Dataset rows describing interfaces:
***

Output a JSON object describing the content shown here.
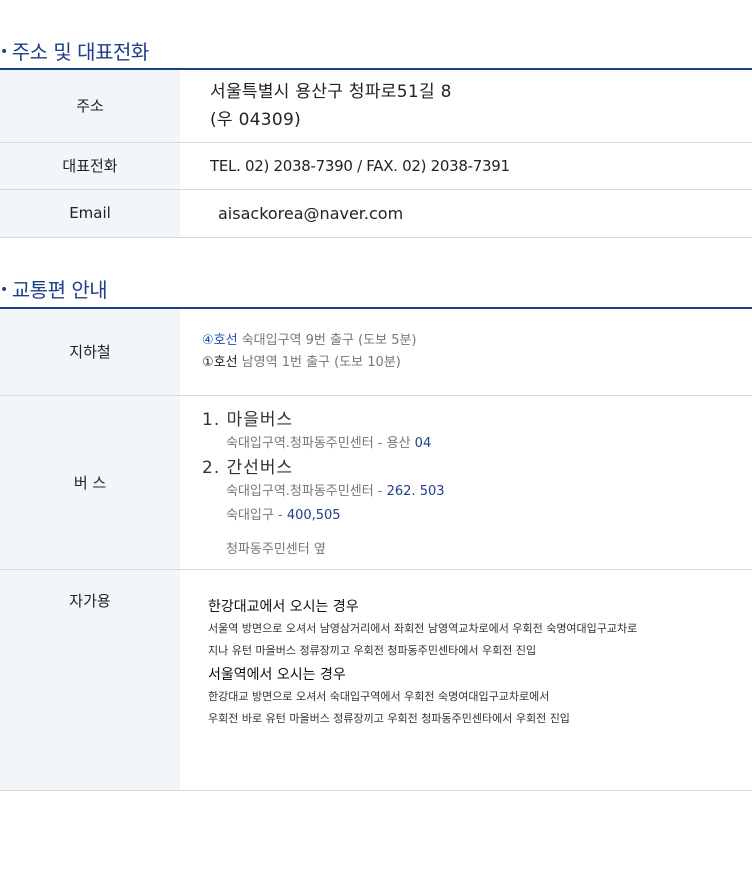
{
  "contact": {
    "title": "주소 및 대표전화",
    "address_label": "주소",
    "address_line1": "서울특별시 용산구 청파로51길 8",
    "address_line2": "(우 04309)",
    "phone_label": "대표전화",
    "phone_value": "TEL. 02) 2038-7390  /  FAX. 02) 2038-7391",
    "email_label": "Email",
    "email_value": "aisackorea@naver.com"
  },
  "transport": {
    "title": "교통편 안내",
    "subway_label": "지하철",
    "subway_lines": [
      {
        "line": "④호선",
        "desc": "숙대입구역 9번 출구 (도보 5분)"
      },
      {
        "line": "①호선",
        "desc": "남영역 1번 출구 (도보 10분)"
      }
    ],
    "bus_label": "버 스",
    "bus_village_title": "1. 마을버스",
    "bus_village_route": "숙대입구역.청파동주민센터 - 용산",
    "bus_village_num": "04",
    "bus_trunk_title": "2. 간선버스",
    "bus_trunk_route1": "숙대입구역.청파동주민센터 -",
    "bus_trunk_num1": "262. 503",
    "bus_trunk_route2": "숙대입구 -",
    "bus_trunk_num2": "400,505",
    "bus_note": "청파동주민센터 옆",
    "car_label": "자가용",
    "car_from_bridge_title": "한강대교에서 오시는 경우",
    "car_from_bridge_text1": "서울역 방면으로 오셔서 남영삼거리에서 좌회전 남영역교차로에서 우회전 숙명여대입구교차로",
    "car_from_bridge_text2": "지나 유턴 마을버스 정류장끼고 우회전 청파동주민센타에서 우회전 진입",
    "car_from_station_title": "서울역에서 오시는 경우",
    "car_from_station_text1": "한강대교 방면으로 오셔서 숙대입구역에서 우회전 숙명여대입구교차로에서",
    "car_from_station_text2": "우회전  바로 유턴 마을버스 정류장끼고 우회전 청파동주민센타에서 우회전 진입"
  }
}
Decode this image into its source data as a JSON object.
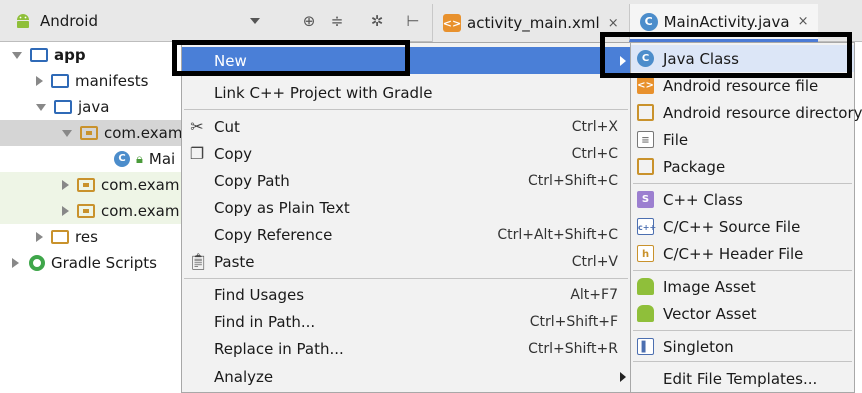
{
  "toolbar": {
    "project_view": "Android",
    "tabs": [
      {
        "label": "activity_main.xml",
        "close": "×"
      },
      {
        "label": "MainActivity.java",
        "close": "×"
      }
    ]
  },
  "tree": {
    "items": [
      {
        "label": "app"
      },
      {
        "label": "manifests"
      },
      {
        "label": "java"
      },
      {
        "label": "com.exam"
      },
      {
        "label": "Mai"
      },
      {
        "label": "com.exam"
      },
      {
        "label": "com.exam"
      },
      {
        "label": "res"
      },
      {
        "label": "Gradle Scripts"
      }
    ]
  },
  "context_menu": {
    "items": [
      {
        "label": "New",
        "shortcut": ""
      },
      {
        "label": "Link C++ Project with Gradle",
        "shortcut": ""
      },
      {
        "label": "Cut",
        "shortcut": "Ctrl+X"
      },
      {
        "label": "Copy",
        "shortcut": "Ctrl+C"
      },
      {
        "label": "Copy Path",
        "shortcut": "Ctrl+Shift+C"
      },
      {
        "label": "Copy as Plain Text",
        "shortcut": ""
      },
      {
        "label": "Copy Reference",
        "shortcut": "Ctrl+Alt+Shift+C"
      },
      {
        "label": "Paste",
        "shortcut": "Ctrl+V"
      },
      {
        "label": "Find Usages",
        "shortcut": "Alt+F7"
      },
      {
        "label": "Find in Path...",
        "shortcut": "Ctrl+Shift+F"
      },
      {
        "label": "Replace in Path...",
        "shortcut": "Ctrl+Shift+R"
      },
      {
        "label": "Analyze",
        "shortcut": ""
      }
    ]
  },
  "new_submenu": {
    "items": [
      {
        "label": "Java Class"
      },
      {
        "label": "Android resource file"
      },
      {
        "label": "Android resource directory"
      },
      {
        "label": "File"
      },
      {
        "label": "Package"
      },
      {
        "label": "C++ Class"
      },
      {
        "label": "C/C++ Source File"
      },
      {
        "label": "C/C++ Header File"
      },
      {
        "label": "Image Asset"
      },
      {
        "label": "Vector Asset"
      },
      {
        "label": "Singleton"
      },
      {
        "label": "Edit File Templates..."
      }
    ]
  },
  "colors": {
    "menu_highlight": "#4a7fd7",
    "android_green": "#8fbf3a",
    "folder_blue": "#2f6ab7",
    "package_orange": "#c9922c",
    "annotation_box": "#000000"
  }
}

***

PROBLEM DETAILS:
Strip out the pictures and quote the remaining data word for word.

REPLY:
Output a JSON object describing the content shown here.
{
  "contact": {
    "title": "주소 및 대표전화",
    "address_label": "주소",
    "address_line1": "서울특별시 용산구 청파로51길 8",
    "address_line2": "(우 04309)",
    "phone_label": "대표전화",
    "phone_value": "TEL. 02) 2038-7390  /  FAX. 02) 2038-7391",
    "email_label": "Email",
    "email_value": "aisackorea@naver.com"
  },
  "transport": {
    "title": "교통편 안내",
    "subway_label": "지하철",
    "subway_lines": [
      {
        "line": "④호선",
        "desc": "숙대입구역 9번 출구 (도보 5분)"
      },
      {
        "line": "①호선",
        "desc": "남영역 1번 출구 (도보 10분)"
      }
    ],
    "bus_label": "버 스",
    "bus_village_title": "1. 마을버스",
    "bus_village_route": "숙대입구역.청파동주민센터 - 용산",
    "bus_village_num": "04",
    "bus_trunk_title": "2. 간선버스",
    "bus_trunk_route1": "숙대입구역.청파동주민센터 -",
    "bus_trunk_num1": "262. 503",
    "bus_trunk_route2": "숙대입구 -",
    "bus_trunk_num2": "400,505",
    "bus_note": "청파동주민센터 옆",
    "car_label": "자가용",
    "car_from_bridge_title": "한강대교에서 오시는 경우",
    "car_from_bridge_text1": "서울역 방면으로 오셔서 남영삼거리에서 좌회전 남영역교차로에서 우회전 숙명여대입구교차로",
    "car_from_bridge_text2": "지나 유턴 마을버스 정류장끼고 우회전 청파동주민센타에서 우회전 진입",
    "car_from_station_title": "서울역에서 오시는 경우",
    "car_from_station_text1": "한강대교 방면으로 오셔서 숙대입구역에서 우회전 숙명여대입구교차로에서",
    "car_from_station_text2": "우회전  바로 유턴 마을버스 정류장끼고 우회전 청파동주민센타에서 우회전 진입"
  }
}
Decode this image into its source data as a JSON object.
{
  "toolbar": {
    "project_view": "Android",
    "tabs": [
      {
        "label": "activity_main.xml",
        "close": "×"
      },
      {
        "label": "MainActivity.java",
        "close": "×"
      }
    ]
  },
  "tree": {
    "items": [
      {
        "label": "app"
      },
      {
        "label": "manifests"
      },
      {
        "label": "java"
      },
      {
        "label": "com.exam"
      },
      {
        "label": "Mai"
      },
      {
        "label": "com.exam"
      },
      {
        "label": "com.exam"
      },
      {
        "label": "res"
      },
      {
        "label": "Gradle Scripts"
      }
    ]
  },
  "context_menu": {
    "items": [
      {
        "label": "New",
        "shortcut": ""
      },
      {
        "label": "Link C++ Project with Gradle",
        "shortcut": ""
      },
      {
        "label": "Cut",
        "shortcut": "Ctrl+X"
      },
      {
        "label": "Copy",
        "shortcut": "Ctrl+C"
      },
      {
        "label": "Copy Path",
        "shortcut": "Ctrl+Shift+C"
      },
      {
        "label": "Copy as Plain Text",
        "shortcut": ""
      },
      {
        "label": "Copy Reference",
        "shortcut": "Ctrl+Alt+Shift+C"
      },
      {
        "label": "Paste",
        "shortcut": "Ctrl+V"
      },
      {
        "label": "Find Usages",
        "shortcut": "Alt+F7"
      },
      {
        "label": "Find in Path...",
        "shortcut": "Ctrl+Shift+F"
      },
      {
        "label": "Replace in Path...",
        "shortcut": "Ctrl+Shift+R"
      },
      {
        "label": "Analyze",
        "shortcut": ""
      }
    ]
  },
  "new_submenu": {
    "items": [
      {
        "label": "Java Class"
      },
      {
        "label": "Android resource file"
      },
      {
        "label": "Android resource directory"
      },
      {
        "label": "File"
      },
      {
        "label": "Package"
      },
      {
        "label": "C++ Class"
      },
      {
        "label": "C/C++ Source File"
      },
      {
        "label": "C/C++ Header File"
      },
      {
        "label": "Image Asset"
      },
      {
        "label": "Vector Asset"
      },
      {
        "label": "Singleton"
      },
      {
        "label": "Edit File Templates..."
      }
    ]
  },
  "colors": {
    "menu_highlight": "#4a7fd7",
    "android_green": "#8fbf3a",
    "folder_blue": "#2f6ab7",
    "package_orange": "#c9922c",
    "annotation_box": "#000000"
  }
}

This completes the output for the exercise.